Institutional Pathology

1) The inability of an institution, or the people running that institution, from ceasing to do what they know to be harmful and destructive.

2) It is where a manager’s duty to a company or organization outweighs all other concerns, including his or her concerns about the viability of the planet to support the human beings and the other species that now reside on it. It is duty to an institution being stronger than anything outside of that institution, including the concerns for his or her own family.

3) It is the mixture, among those running an institution, of a) the knowledge by those running an institution that their actions and decisions cause harm to the living systems of the planet and b) the inability or unwillingness to halt that destruction.

The duty of a manager of a corporations is definite and unqualified: it is to serve the interests of the corporation—increasing profits, avoiding risks, perceiving threats, acting so that the company is unfettered in its growth and its plans to secure profits for its owners. Furthermore, institutions often defend themselves at all costs. A company has no investment in anything but itself and so sees no cost as too great to preserve itself and its source of financial support. In short, a manager is often a servant to an entity that is indifferent to what it destroys.
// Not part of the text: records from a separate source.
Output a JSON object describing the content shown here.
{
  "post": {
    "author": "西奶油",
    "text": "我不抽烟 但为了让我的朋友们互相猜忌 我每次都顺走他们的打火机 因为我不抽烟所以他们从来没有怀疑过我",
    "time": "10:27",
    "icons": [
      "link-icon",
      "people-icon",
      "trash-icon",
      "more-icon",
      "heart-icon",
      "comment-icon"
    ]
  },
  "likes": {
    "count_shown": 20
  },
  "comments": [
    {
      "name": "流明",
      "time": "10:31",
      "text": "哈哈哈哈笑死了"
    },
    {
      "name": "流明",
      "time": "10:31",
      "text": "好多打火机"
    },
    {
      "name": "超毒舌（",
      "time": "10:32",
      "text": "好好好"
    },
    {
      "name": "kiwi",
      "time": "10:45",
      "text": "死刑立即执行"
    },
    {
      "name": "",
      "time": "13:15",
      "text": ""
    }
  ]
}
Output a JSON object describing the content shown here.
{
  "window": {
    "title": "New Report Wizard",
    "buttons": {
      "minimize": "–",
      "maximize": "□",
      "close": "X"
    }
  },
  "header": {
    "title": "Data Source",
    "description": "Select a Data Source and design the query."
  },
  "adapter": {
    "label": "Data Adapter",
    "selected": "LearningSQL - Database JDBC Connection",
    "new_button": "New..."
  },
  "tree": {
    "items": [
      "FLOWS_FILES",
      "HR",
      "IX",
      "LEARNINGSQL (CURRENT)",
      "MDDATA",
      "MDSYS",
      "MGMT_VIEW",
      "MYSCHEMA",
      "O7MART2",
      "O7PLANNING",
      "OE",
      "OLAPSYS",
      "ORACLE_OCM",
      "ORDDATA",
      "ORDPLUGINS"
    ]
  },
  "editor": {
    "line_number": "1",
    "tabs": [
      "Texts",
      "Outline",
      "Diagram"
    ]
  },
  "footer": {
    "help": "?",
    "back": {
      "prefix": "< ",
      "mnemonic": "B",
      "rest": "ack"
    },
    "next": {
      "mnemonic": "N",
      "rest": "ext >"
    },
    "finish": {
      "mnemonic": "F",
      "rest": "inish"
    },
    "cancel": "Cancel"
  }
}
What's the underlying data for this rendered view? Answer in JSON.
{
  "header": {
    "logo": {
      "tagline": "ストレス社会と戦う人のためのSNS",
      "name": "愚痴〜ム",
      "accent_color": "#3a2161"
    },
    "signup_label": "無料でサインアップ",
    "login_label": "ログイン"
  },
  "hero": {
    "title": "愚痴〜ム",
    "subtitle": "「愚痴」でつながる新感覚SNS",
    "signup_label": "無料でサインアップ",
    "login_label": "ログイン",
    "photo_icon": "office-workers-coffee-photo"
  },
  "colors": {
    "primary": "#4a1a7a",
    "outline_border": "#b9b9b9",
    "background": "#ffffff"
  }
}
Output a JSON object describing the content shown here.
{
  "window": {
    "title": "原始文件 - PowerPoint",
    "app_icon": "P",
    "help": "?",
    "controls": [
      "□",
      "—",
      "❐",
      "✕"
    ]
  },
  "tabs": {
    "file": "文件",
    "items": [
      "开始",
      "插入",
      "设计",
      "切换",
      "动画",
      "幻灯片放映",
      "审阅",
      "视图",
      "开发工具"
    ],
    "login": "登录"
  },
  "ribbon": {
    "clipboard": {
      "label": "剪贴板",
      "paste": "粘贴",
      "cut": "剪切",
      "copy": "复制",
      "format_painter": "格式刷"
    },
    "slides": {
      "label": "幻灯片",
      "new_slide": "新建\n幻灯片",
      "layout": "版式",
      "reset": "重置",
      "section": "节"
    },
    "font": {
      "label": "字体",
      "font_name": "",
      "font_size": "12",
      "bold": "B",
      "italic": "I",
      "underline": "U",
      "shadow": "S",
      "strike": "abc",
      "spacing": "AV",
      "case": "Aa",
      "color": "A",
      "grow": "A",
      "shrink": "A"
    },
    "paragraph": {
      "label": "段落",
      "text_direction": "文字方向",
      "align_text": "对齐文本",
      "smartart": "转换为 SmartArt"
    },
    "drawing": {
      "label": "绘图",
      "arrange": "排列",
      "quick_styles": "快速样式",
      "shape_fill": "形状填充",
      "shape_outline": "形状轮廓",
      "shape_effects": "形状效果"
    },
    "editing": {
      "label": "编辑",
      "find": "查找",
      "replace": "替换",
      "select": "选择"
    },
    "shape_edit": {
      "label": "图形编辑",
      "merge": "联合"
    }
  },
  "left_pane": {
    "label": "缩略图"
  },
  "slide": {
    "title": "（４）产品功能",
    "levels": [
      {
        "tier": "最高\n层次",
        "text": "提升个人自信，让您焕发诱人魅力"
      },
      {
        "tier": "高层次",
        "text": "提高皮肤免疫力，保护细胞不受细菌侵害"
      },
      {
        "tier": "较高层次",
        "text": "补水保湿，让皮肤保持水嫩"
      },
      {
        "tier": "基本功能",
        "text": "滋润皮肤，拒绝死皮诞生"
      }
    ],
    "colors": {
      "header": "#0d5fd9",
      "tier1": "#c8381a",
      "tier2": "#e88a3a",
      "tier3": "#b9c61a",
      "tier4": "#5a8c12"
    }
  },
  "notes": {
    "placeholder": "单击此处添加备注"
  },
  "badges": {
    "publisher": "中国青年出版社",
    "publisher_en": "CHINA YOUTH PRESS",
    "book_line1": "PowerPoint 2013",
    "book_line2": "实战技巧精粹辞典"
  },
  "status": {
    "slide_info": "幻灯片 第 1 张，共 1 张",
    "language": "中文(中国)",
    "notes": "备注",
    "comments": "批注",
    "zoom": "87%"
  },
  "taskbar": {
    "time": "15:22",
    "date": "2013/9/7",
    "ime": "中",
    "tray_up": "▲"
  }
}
This pathology results in a dilemma for managers of those institutions. It is the dilemma of being torn between their duty to the institution and their feelings of obligation towards others and toward the planet’s living systems—as well as toward the lives of future generations. One response to this dilemma may be denial among the group of people running the institution or even a culture of silence surrounding these concerns. Another response to this ambivalence may to be to adopt destruction as a social norm by subsuming it into an ideology which gives a different meaning to the act and holds it as a virtue.


What Are Your Choices?

What can you do? Here are some choices that are available to you.

1) Share this definition with others.

2) Require corporations make public all internal and commissioned studies about the environmental impacts of their actions.

3) Subject managers of corporations who violate environmental regulations to criminal prosecution and change the law so they are not insulated from the consequences of their actions.

4) Make a company’s owners and shareholders financially liable for the actions of the managers they hire to run the company or institution.

5) Alter the legal framework of companies so that the legal and ethical responsibility to ecosystems and those outside of the company are equal or greater than the legal and ethical responsibility to their employer.

See also Risk Asymmetry.